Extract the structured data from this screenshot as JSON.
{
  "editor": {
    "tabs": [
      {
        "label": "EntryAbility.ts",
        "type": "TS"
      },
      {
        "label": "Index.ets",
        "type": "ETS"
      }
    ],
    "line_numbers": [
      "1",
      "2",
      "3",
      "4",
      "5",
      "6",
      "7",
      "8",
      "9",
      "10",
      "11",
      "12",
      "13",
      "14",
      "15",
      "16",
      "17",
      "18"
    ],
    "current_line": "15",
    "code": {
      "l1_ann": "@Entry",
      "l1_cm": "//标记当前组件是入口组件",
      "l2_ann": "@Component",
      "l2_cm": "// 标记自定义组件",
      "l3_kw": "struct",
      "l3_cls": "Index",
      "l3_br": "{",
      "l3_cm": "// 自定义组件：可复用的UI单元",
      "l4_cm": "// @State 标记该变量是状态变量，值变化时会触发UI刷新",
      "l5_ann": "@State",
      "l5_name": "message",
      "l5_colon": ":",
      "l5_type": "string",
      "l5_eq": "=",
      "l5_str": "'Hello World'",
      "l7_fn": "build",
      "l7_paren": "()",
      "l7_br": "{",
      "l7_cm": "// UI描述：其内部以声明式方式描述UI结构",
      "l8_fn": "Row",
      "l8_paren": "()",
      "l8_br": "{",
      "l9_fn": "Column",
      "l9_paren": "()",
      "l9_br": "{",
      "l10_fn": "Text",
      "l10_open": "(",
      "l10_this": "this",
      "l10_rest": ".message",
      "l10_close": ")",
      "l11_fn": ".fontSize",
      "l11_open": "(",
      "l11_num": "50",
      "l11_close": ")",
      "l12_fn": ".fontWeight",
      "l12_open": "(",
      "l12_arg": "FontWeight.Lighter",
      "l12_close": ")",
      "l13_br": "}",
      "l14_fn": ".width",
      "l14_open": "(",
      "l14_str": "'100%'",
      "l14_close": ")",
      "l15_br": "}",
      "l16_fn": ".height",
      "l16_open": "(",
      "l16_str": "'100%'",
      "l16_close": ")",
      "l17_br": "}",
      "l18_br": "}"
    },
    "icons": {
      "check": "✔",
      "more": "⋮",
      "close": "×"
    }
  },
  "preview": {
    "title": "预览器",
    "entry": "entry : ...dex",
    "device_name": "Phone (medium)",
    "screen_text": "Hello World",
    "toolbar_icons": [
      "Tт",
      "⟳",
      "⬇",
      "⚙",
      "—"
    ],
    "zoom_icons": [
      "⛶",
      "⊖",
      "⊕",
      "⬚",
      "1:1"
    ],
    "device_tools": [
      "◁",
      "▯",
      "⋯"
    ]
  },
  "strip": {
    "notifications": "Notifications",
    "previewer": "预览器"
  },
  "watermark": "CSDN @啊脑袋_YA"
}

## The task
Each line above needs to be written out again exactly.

## Answer section
Extract the structured data from this screenshot as JSON.
{
  "editor": {
    "tabs": [
      {
        "label": "EntryAbility.ts",
        "type": "TS"
      },
      {
        "label": "Index.ets",
        "type": "ETS"
      }
    ],
    "line_numbers": [
      "1",
      "2",
      "3",
      "4",
      "5",
      "6",
      "7",
      "8",
      "9",
      "10",
      "11",
      "12",
      "13",
      "14",
      "15",
      "16",
      "17",
      "18"
    ],
    "current_line": "15",
    "code": {
      "l1_ann": "@Entry",
      "l1_cm": "//标记当前组件是入口组件",
      "l2_ann": "@Component",
      "l2_cm": "// 标记自定义组件",
      "l3_kw": "struct",
      "l3_cls": "Index",
      "l3_br": "{",
      "l3_cm": "// 自定义组件：可复用的UI单元",
      "l4_cm": "// @State 标记该变量是状态变量，值变化时会触发UI刷新",
      "l5_ann": "@State",
      "l5_name": "message",
      "l5_colon": ":",
      "l5_type": "string",
      "l5_eq": "=",
      "l5_str": "'Hello World'",
      "l7_fn": "build",
      "l7_paren": "()",
      "l7_br": "{",
      "l7_cm": "// UI描述：其内部以声明式方式描述UI结构",
      "l8_fn": "Row",
      "l8_paren": "()",
      "l8_br": "{",
      "l9_fn": "Column",
      "l9_paren": "()",
      "l9_br": "{",
      "l10_fn": "Text",
      "l10_open": "(",
      "l10_this": "this",
      "l10_rest": ".message",
      "l10_close": ")",
      "l11_fn": ".fontSize",
      "l11_open": "(",
      "l11_num": "50",
      "l11_close": ")",
      "l12_fn": ".fontWeight",
      "l12_open": "(",
      "l12_arg": "FontWeight.Lighter",
      "l12_close": ")",
      "l13_br": "}",
      "l14_fn": ".width",
      "l14_open": "(",
      "l14_str": "'100%'",
      "l14_close": ")",
      "l15_br": "}",
      "l16_fn": ".height",
      "l16_open": "(",
      "l16_str": "'100%'",
      "l16_close": ")",
      "l17_br": "}",
      "l18_br": "}"
    },
    "icons": {
      "check": "✔",
      "more": "⋮",
      "close": "×"
    }
  },
  "preview": {
    "title": "预览器",
    "entry": "entry : ...dex",
    "device_name": "Phone (medium)",
    "screen_text": "Hello World",
    "toolbar_icons": [
      "Tт",
      "⟳",
      "⬇",
      "⚙",
      "—"
    ],
    "zoom_icons": [
      "⛶",
      "⊖",
      "⊕",
      "⬚",
      "1:1"
    ],
    "device_tools": [
      "◁",
      "▯",
      "⋯"
    ]
  },
  "strip": {
    "notifications": "Notifications",
    "previewer": "预览器"
  },
  "watermark": "CSDN @啊脑袋_YA"
}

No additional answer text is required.